In these turbulent times, too many people of conscience and commitment in our communities—rabbis and cantors, to be sure, but also laypeople of every age and stage and point of view—are choosing not to speak their conscience, not to voice their views, out of fear of triggering an argument among family, or losing friends or congregants. How many of you are worried about Passover Seder this year for just this reason? As we gather on our festival of liberation, should we, for instance, keep silent about the plight of the refugee now that a longstanding matter of religious principle has, of late, been thrust under the klieg lights of partisan politics?
Judaism would not have us hold our peace when the world is on fire.
In part that’s why CCAR and AIPAC were so refreshing. As you can imagine, put 500 rabbis in a hotel, or 15,000 Jews and a few thousand pro-Israel activists in a hockey rink and you will have no shortage of outspokenness.
In any other year the two experiences back-to-back might have proved fatiguing; I return to WRT energized and engaged, supported and strengthened.

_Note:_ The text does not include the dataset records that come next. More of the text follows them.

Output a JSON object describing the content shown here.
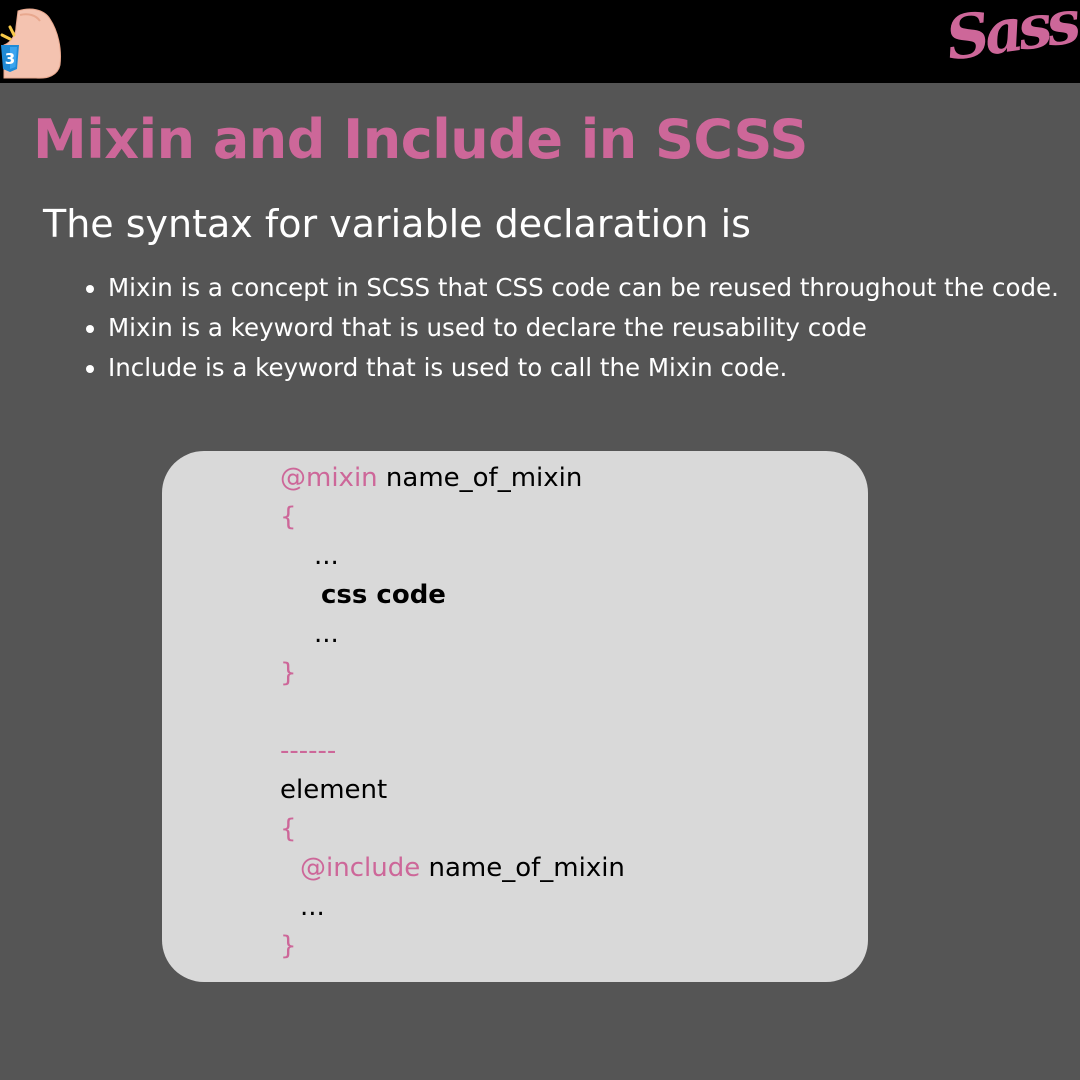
{
  "header": {
    "logo_left_icon": "css3-flexed-arm-icon",
    "logo_right_text": "Sass",
    "brand_color": "#cd6799"
  },
  "title": "Mixin and Include in SCSS",
  "subtitle": "The syntax for variable declaration is",
  "bullets": [
    "Mixin is a concept in SCSS that CSS code can be reused throughout the code.",
    "Mixin is a keyword that is used to declare the reusability code",
    "Include is a keyword that is used to call the Mixin code."
  ],
  "code": {
    "mixin_keyword": "@mixin",
    "mixin_name": " name_of_mixin",
    "open_brace_1": "{",
    "dots_1": "...",
    "css_code": "css code",
    "dots_2": "...",
    "close_brace_1": "}",
    "separator": "------",
    "element": "element",
    "open_brace_2": "{",
    "include_keyword": "@include",
    "include_name": " name_of_mixin",
    "dots_3": "...",
    "close_brace_2": "}"
  }
}
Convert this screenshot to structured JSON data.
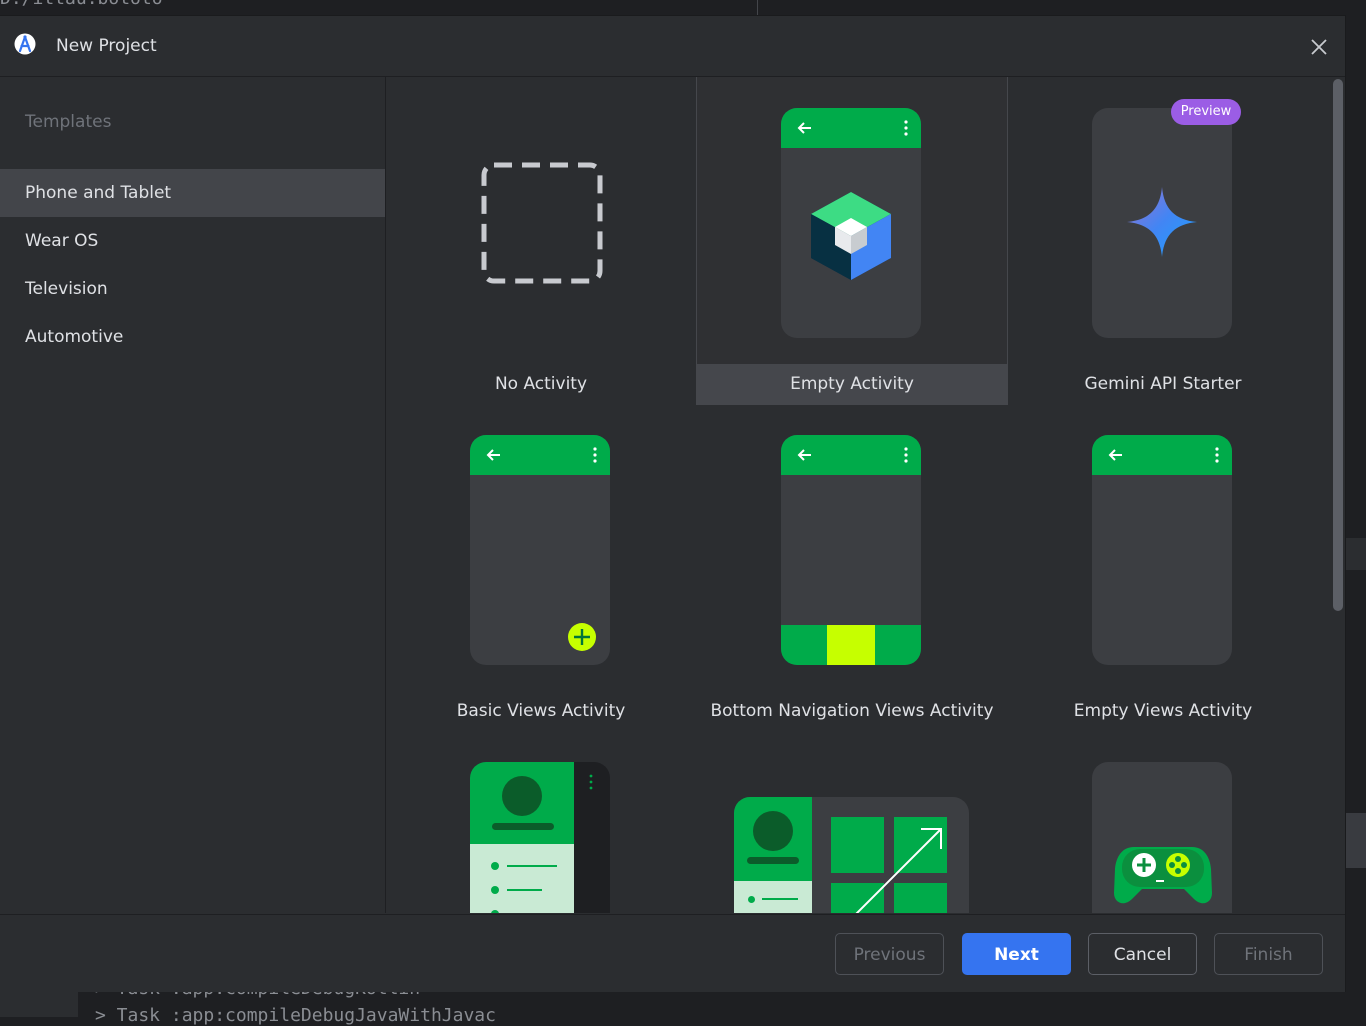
{
  "background": {
    "code_top": "D:/ittau:bototo",
    "code_line1": "> Task :app:compileDebugKotlin",
    "code_line2": "> Task :app:compileDebugJavaWithJavac"
  },
  "dialog": {
    "title": "New Project",
    "app_icon": "android-studio-icon",
    "close_icon": "close-icon"
  },
  "sidebar": {
    "header": "Templates",
    "items": [
      {
        "label": "Phone and Tablet",
        "selected": true
      },
      {
        "label": "Wear OS",
        "selected": false
      },
      {
        "label": "Television",
        "selected": false
      },
      {
        "label": "Automotive",
        "selected": false
      }
    ]
  },
  "templates": [
    {
      "label": "No Activity",
      "icon": "dashed-square-icon"
    },
    {
      "label": "Empty Activity",
      "icon": "compose-cube-icon",
      "selected": true
    },
    {
      "label": "Gemini API Starter",
      "icon": "gemini-sparkle-icon",
      "badge": "Preview"
    },
    {
      "label": "Basic Views Activity",
      "icon": "fab-plus-icon"
    },
    {
      "label": "Bottom Navigation Views Activity",
      "icon": "bottom-nav-icon"
    },
    {
      "label": "Empty Views Activity",
      "icon": "empty-phone-icon"
    },
    {
      "label": "",
      "icon": "navigation-drawer-icon"
    },
    {
      "label": "",
      "icon": "responsive-layout-icon"
    },
    {
      "label": "",
      "icon": "game-controller-icon"
    }
  ],
  "footer": {
    "previous": "Previous",
    "next": "Next",
    "cancel": "Cancel",
    "finish": "Finish"
  },
  "colors": {
    "accent": "#3574f0",
    "appbar_green": "#00ab4a",
    "lime": "#c6ff00",
    "badge_purple": "#9b5de5"
  }
}
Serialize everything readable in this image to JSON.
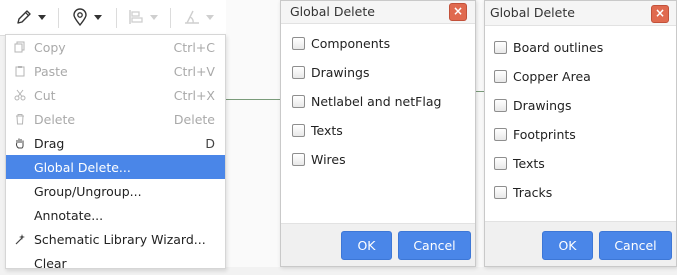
{
  "toolbar": {
    "icons": [
      "pencil-icon",
      "location-pin-icon",
      "align-icon",
      "measure-icon"
    ]
  },
  "menu": {
    "items": [
      {
        "label": "Copy",
        "shortcut": "Ctrl+C",
        "icon": "copy-icon",
        "state": "disabled"
      },
      {
        "label": "Paste",
        "shortcut": "Ctrl+V",
        "icon": "paste-icon",
        "state": "disabled"
      },
      {
        "label": "Cut",
        "shortcut": "Ctrl+X",
        "icon": "scissors-icon",
        "state": "disabled"
      },
      {
        "label": "Delete",
        "shortcut": "Delete",
        "icon": "trash-icon",
        "state": "disabled"
      },
      {
        "label": "Drag",
        "shortcut": "D",
        "icon": "hand-icon",
        "state": "enabled"
      },
      {
        "label": "Global Delete...",
        "shortcut": "",
        "icon": "",
        "state": "active"
      },
      {
        "label": "Group/Ungroup...",
        "shortcut": "",
        "icon": "",
        "state": "enabled"
      },
      {
        "label": "Annotate...",
        "shortcut": "",
        "icon": "",
        "state": "enabled"
      },
      {
        "label": "Schematic Library Wizard...",
        "shortcut": "",
        "icon": "wizard-icon",
        "state": "enabled"
      },
      {
        "label": "Clear",
        "shortcut": "",
        "icon": "",
        "state": "enabled"
      }
    ]
  },
  "dialog_schematic": {
    "title": "Global Delete",
    "options": [
      {
        "label": "Components",
        "checked": false
      },
      {
        "label": "Drawings",
        "checked": false
      },
      {
        "label": "Netlabel and netFlag",
        "checked": false
      },
      {
        "label": "Texts",
        "checked": false
      },
      {
        "label": "Wires",
        "checked": false
      }
    ],
    "ok_label": "OK",
    "cancel_label": "Cancel"
  },
  "dialog_pcb": {
    "title": "Global Delete",
    "options": [
      {
        "label": "Board outlines",
        "checked": false
      },
      {
        "label": "Copper Area",
        "checked": false
      },
      {
        "label": "Drawings",
        "checked": false
      },
      {
        "label": "Footprints",
        "checked": false
      },
      {
        "label": "Texts",
        "checked": false
      },
      {
        "label": "Tracks",
        "checked": false
      }
    ],
    "ok_label": "OK",
    "cancel_label": "Cancel"
  },
  "colors": {
    "accent": "#4a86e8",
    "close_button": "#e06a4f",
    "disabled_text": "#a9a9a9"
  }
}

I return to WRT excited to find commonality of purpose in last week’s temple mission to the deep South, where Rabbi Levy, Cantor Kleinman, and Eliana retraced the steps of the Civil Rights movement with 100 WRT eighth grade students and parents; thrilled to hear the stories of our Confirmation students who traveled earlier this month with Rabbi Reiser and Cantor Kleinman to Washington, DC, to lobby in the halls of Congress on Reform Movement positions.
These experiences teach our children and our congregants that the Jewish responsibility to speak out in the face of public threats belongs not only to clergy, but to all of us.
I return to WRT remembering why our own Rabbi Jack Stern’s printed anthology of sermons is called The Right Not To Remain Silent.
And I return to WRT carrying the visceral imprint of one experience that, ironically enough, required of me no speech; indeed, it demanded perfect silence.
In the Atlanta Center for Civil and Human Rights you will find an interactive exhibit. It is a lunch counter. There are four seats in a row and each guest at the counter is asked to put palms face down on the counter and wear headphones. A 3-dimensional audio soundscape immediately transformed me, the listener, into one of the Greensboro Four, the students who sat down at a lunch counter inside the Woolworth store at 132 South Elm Street in Greensboro and asked for a cup of coffee. Following store policy, staff refused to serve the black men at the “whites only” counter and manager Clarence Harris asked them to leave.
The shouting, jeering, threats and curses grew louder in my ears. After two minutes the chair began to jostle. I got up, shaken, having lasted longer than most museum patrons.
The four freshmen in Greensboro stayed until the store closed at night. Witnesses to a moral—and mortal—threat, armed with nothing more than the power of their own nonviolent resistance to do the talking for them, they showed a burning world that things could change.